“That was awesome,” he said. “I tell you what, I needed that, didn’t I?”
Authentic, a three-year-old son of Into Mischief, continues to improve. He’s now won six of eight in his career while earning nearly $6.2 million. More to the point, a horse who was life-and-death to hold off Ny Traffic — a nice enough horse who’s eligible for a second-level allowance — in the nine-furlong Haskell in July now has won the country’s two most important 10-furlong races. He won the Kentucky Derby in September before finishing second to Swiss Skydiver in the Preakness.

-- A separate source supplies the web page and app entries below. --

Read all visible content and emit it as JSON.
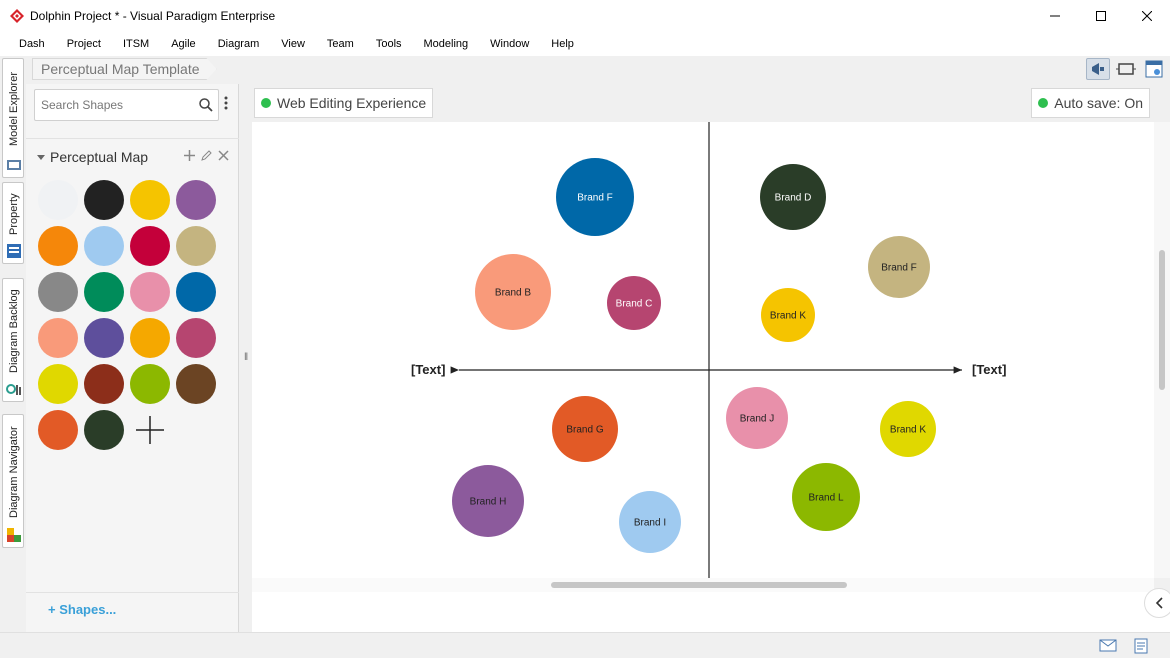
{
  "window": {
    "title": "Dolphin Project * - Visual Paradigm Enterprise",
    "controls": [
      "minimize-icon",
      "maximize-icon",
      "close-icon"
    ]
  },
  "menu": [
    "Dash",
    "Project",
    "ITSM",
    "Agile",
    "Diagram",
    "View",
    "Team",
    "Tools",
    "Modeling",
    "Window",
    "Help"
  ],
  "side_tabs": [
    "Model Explorer",
    "Property",
    "Diagram Backlog",
    "Diagram Navigator"
  ],
  "breadcrumb": "Perceptual Map Template",
  "shapes_panel": {
    "search_placeholder": "Search Shapes",
    "group_title": "Perceptual Map",
    "swatch_colors": [
      "#f0f2f4",
      "#222222",
      "#f5c400",
      "#8c5a9c",
      "#f5870a",
      "#9fcaf0",
      "#c4003a",
      "#c4b480",
      "#888888",
      "#008c5a",
      "#e890aa",
      "#0068a8",
      "#f99a7a",
      "#5e4f9c",
      "#f5a800",
      "#b64570",
      "#e0d800",
      "#8c2e1a",
      "#8cb800",
      "#6b4423",
      "#e25a26",
      "#2a3d28"
    ],
    "extra_shape": "axis-cross-icon",
    "more_link": "Shapes..."
  },
  "diagram_header": {
    "web_editing": "Web Editing Experience",
    "autosave": "Auto save: On",
    "status_color": "#2ebf4f"
  },
  "chart_data": {
    "type": "perceptual-map",
    "x_axis_labels": [
      "[Text]",
      "[Text]"
    ],
    "brands": [
      {
        "name": "Brand F",
        "color": "#0068a8",
        "label_color": "#ffffff"
      },
      {
        "name": "Brand D",
        "color": "#2a3d28",
        "label_color": "#ffffff"
      },
      {
        "name": "Brand F",
        "color": "#c4b480",
        "label_color": "#222222"
      },
      {
        "name": "Brand B",
        "color": "#f99a7a",
        "label_color": "#222222"
      },
      {
        "name": "Brand C",
        "color": "#b64570",
        "label_color": "#ffffff"
      },
      {
        "name": "Brand K",
        "color": "#f5c400",
        "label_color": "#222222"
      },
      {
        "name": "Brand J",
        "color": "#e890aa",
        "label_color": "#222222"
      },
      {
        "name": "Brand K",
        "color": "#e0d800",
        "label_color": "#222222"
      },
      {
        "name": "Brand G",
        "color": "#e25a26",
        "label_color": "#222222"
      },
      {
        "name": "Brand H",
        "color": "#8c5a9c",
        "label_color": "#222222"
      },
      {
        "name": "Brand L",
        "color": "#8cb800",
        "label_color": "#222222"
      },
      {
        "name": "Brand I",
        "color": "#9fcaf0",
        "label_color": "#222222"
      }
    ]
  },
  "status_icons": [
    "mail-icon",
    "note-icon"
  ]
}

“I think Johnny (Velazquez) got to know him a lot better and he’s just a quirky guy,” Baffert said. “But when I saw him out there, he’s catching up with these older horses. That’s what they do at this time of year, what a horse. He’s the real deal.”
Authentic is owned by a cast of thousands, including Spendthrift Farm LLC, MyRaceHorse Stable, Madaket Stables LLC and Starlight Racing. He was a $350,000 yearling.
Authentic paid $10.40 to win as the third choice in the wagering. He was followed home by second choice Improbable, and the $1 exacta returned $22.70. Longshot Global Campaign, 25-1 at post time, finished third, a length behind Improbable. Tiz the Law, the 3.20-1 favorite, finished sixth.